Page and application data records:
=== Begin Enclosure ===

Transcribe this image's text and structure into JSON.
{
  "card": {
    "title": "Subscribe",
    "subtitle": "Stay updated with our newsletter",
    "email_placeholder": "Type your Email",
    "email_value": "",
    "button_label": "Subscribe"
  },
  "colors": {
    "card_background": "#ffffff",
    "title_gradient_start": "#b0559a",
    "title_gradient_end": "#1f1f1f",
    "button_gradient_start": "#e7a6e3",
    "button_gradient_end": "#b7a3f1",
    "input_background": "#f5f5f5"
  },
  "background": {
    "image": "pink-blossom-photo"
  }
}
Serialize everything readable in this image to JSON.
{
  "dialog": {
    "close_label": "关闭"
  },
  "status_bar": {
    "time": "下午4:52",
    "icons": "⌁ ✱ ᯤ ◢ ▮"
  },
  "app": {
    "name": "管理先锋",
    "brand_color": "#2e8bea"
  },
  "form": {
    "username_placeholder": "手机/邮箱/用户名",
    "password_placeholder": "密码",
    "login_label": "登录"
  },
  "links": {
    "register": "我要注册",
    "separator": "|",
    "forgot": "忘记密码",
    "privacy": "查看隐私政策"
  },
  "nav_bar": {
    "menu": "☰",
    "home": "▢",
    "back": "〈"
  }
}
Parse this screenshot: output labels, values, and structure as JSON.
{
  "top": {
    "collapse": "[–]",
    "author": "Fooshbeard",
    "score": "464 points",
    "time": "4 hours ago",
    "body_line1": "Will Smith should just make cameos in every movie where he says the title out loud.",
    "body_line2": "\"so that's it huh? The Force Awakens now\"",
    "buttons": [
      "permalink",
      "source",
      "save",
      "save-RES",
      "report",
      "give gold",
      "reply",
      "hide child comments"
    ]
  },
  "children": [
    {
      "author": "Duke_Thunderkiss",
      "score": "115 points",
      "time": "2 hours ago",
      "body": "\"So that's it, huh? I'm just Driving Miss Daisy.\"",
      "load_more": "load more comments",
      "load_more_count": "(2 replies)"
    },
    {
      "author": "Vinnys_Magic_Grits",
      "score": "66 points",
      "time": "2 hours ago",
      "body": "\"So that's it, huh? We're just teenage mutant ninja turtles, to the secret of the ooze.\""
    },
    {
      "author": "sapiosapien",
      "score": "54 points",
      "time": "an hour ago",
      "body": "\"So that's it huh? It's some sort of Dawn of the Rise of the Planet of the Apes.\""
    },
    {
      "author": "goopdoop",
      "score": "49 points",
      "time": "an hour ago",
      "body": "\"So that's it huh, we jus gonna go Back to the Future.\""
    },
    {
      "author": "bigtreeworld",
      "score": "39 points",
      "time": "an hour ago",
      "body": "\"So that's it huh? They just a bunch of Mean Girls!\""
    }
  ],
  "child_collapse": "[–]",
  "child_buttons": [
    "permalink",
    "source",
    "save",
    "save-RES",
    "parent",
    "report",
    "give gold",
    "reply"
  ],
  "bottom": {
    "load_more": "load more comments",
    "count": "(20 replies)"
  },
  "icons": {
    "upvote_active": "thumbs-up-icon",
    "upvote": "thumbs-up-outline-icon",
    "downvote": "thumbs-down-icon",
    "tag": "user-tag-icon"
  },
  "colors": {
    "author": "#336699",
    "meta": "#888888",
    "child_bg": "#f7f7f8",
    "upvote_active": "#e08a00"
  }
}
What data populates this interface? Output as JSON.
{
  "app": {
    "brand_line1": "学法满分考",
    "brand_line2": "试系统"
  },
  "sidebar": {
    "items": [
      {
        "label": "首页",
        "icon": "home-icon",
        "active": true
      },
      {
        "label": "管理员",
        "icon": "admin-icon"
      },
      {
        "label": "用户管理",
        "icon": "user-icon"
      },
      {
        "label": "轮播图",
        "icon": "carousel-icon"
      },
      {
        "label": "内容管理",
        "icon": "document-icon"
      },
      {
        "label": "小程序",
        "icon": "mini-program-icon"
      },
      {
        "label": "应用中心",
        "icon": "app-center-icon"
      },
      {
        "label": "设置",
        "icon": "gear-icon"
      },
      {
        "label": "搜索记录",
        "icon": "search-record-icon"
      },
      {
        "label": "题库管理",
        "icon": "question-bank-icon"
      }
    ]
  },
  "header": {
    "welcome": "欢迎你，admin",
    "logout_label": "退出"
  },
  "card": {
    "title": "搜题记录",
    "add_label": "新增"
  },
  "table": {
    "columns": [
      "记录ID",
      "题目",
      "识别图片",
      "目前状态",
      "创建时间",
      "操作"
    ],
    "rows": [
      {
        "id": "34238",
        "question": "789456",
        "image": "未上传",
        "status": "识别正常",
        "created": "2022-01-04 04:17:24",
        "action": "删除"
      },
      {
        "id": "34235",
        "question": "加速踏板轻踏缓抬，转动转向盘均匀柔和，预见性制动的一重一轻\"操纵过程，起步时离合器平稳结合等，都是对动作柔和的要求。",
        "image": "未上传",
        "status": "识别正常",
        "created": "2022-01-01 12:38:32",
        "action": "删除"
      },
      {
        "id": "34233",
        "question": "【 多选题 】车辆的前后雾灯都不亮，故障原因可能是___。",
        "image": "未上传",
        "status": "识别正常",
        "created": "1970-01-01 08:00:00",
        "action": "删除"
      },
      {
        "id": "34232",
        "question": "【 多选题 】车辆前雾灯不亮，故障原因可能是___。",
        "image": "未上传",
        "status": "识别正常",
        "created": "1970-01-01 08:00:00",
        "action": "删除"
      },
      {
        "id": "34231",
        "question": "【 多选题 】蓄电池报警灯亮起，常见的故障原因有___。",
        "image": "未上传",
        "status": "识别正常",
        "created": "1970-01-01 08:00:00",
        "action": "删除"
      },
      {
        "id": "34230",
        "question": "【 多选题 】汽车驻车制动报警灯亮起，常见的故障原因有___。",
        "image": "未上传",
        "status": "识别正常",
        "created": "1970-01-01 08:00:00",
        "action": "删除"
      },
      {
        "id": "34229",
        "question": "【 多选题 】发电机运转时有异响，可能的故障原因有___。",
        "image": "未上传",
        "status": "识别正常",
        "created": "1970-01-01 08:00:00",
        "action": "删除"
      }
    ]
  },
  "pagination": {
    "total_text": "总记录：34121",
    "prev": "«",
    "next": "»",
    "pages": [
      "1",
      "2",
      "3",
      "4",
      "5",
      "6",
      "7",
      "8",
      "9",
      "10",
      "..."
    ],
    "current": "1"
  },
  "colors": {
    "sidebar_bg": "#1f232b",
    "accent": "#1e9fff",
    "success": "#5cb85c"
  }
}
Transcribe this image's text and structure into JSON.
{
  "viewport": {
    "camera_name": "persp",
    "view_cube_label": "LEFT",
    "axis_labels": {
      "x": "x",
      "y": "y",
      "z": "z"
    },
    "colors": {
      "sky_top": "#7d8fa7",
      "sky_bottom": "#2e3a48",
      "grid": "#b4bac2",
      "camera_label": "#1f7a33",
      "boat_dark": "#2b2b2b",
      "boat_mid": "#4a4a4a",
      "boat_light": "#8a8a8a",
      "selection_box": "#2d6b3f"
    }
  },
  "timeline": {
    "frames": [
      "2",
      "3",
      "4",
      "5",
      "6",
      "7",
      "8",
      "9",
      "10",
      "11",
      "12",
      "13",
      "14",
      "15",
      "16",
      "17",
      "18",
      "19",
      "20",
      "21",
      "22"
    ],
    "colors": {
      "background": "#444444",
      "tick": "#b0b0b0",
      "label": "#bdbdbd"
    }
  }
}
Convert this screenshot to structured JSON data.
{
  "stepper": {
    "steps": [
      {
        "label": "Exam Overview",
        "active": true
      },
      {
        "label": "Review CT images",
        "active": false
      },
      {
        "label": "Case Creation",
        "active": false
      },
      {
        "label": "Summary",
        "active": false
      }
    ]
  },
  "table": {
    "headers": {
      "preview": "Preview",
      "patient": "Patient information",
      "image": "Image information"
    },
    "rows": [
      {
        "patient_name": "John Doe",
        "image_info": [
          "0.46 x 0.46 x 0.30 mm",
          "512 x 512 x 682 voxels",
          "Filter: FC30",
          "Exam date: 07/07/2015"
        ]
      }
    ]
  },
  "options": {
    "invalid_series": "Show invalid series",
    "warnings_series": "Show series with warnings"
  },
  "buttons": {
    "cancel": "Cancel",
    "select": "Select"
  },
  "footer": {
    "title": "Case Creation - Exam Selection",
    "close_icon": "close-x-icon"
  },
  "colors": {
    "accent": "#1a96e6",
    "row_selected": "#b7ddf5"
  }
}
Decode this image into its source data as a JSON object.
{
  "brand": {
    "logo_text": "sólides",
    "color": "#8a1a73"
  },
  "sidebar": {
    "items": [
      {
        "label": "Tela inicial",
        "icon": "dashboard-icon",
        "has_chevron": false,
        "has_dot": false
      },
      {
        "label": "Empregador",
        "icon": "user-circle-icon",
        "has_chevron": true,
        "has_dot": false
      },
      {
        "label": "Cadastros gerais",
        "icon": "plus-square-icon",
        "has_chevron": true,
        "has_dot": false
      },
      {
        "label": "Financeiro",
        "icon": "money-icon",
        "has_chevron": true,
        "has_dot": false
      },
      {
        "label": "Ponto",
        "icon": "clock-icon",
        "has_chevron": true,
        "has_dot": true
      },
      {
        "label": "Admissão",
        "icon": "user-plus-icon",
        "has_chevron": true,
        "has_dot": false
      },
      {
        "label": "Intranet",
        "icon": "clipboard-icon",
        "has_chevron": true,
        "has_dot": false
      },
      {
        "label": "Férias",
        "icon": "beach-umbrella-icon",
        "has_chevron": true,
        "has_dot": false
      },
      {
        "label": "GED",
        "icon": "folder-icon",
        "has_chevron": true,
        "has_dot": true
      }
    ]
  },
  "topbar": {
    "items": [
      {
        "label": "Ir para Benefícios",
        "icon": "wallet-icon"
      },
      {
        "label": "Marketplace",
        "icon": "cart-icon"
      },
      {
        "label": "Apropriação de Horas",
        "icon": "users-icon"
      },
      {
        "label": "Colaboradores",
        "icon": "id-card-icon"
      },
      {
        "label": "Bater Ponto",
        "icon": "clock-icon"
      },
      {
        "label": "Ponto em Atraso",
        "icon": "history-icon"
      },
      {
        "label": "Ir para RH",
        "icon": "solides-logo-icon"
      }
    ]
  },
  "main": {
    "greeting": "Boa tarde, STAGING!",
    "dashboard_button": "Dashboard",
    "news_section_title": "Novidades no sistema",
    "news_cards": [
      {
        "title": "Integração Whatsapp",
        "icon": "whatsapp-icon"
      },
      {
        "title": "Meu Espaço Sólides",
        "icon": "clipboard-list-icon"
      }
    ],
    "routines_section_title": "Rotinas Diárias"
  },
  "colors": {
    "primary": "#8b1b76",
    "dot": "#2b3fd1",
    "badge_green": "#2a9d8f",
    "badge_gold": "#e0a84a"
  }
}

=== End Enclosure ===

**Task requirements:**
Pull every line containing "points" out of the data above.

**Response to this exercise:**
    "score": "464 points",
      "score": "115 points",
      "score": "66 points",
      "score": "54 points",
      "score": "49 points",
      "score": "39 points",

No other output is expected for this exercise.